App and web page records

----------

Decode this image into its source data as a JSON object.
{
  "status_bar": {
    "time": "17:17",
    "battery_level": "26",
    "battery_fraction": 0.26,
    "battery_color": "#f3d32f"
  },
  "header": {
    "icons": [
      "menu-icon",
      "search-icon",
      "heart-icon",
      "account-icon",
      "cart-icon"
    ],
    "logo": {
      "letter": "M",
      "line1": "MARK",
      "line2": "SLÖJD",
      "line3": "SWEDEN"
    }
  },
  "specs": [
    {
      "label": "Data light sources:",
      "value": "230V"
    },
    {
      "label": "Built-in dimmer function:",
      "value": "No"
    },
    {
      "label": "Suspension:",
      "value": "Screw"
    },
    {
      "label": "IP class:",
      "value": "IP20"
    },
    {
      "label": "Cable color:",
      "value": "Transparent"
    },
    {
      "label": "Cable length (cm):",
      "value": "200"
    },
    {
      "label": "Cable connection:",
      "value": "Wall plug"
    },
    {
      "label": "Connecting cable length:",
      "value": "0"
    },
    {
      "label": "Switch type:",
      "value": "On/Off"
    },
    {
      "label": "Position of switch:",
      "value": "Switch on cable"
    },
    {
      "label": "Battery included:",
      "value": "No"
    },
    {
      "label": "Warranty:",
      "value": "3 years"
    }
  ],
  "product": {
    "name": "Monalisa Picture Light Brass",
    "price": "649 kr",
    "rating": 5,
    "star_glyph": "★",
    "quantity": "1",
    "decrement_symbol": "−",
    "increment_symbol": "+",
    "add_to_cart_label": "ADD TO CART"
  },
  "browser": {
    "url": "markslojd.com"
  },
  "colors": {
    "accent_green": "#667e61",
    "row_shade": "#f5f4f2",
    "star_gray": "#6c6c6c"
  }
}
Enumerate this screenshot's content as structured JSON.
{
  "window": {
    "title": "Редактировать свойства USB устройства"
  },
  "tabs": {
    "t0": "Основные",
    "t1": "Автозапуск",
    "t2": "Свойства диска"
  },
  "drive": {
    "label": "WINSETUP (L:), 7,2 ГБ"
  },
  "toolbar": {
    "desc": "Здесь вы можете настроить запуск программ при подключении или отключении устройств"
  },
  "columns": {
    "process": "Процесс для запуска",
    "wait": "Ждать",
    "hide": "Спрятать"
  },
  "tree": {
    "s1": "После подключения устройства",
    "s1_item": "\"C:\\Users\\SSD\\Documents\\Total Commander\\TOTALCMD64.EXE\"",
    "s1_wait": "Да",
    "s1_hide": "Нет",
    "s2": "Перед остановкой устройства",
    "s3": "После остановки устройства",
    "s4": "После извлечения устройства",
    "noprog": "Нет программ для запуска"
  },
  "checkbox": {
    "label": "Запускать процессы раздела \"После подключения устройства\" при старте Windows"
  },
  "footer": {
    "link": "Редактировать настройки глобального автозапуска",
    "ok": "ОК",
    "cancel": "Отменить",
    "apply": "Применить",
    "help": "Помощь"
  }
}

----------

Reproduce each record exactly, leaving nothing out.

Decode this image into its source data as a JSON object.
{
  "status_bar": {
    "time": "17:17",
    "battery_level": "26",
    "battery_fraction": 0.26,
    "battery_color": "#f3d32f"
  },
  "header": {
    "icons": [
      "menu-icon",
      "search-icon",
      "heart-icon",
      "account-icon",
      "cart-icon"
    ],
    "logo": {
      "letter": "M",
      "line1": "MARK",
      "line2": "SLÖJD",
      "line3": "SWEDEN"
    }
  },
  "specs": [
    {
      "label": "Data light sources:",
      "value": "230V"
    },
    {
      "label": "Built-in dimmer function:",
      "value": "No"
    },
    {
      "label": "Suspension:",
      "value": "Screw"
    },
    {
      "label": "IP class:",
      "value": "IP20"
    },
    {
      "label": "Cable color:",
      "value": "Transparent"
    },
    {
      "label": "Cable length (cm):",
      "value": "200"
    },
    {
      "label": "Cable connection:",
      "value": "Wall plug"
    },
    {
      "label": "Connecting cable length:",
      "value": "0"
    },
    {
      "label": "Switch type:",
      "value": "On/Off"
    },
    {
      "label": "Position of switch:",
      "value": "Switch on cable"
    },
    {
      "label": "Battery included:",
      "value": "No"
    },
    {
      "label": "Warranty:",
      "value": "3 years"
    }
  ],
  "product": {
    "name": "Monalisa Picture Light Brass",
    "price": "649 kr",
    "rating": 5,
    "star_glyph": "★",
    "quantity": "1",
    "decrement_symbol": "−",
    "increment_symbol": "+",
    "add_to_cart_label": "ADD TO CART"
  },
  "browser": {
    "url": "markslojd.com"
  },
  "colors": {
    "accent_green": "#667e61",
    "row_shade": "#f5f4f2",
    "star_gray": "#6c6c6c"
  }
}
Enumerate this screenshot's content as structured JSON.
{
  "window": {
    "title": "Редактировать свойства USB устройства"
  },
  "tabs": {
    "t0": "Основные",
    "t1": "Автозапуск",
    "t2": "Свойства диска"
  },
  "drive": {
    "label": "WINSETUP (L:), 7,2 ГБ"
  },
  "toolbar": {
    "desc": "Здесь вы можете настроить запуск программ при подключении или отключении устройств"
  },
  "columns": {
    "process": "Процесс для запуска",
    "wait": "Ждать",
    "hide": "Спрятать"
  },
  "tree": {
    "s1": "После подключения устройства",
    "s1_item": "\"C:\\Users\\SSD\\Documents\\Total Commander\\TOTALCMD64.EXE\"",
    "s1_wait": "Да",
    "s1_hide": "Нет",
    "s2": "Перед остановкой устройства",
    "s3": "После остановки устройства",
    "s4": "После извлечения устройства",
    "noprog": "Нет программ для запуска"
  },
  "checkbox": {
    "label": "Запускать процессы раздела \"После подключения устройства\" при старте Windows"
  },
  "footer": {
    "link": "Редактировать настройки глобального автозапуска",
    "ok": "ОК",
    "cancel": "Отменить",
    "apply": "Применить",
    "help": "Помощь"
  }
}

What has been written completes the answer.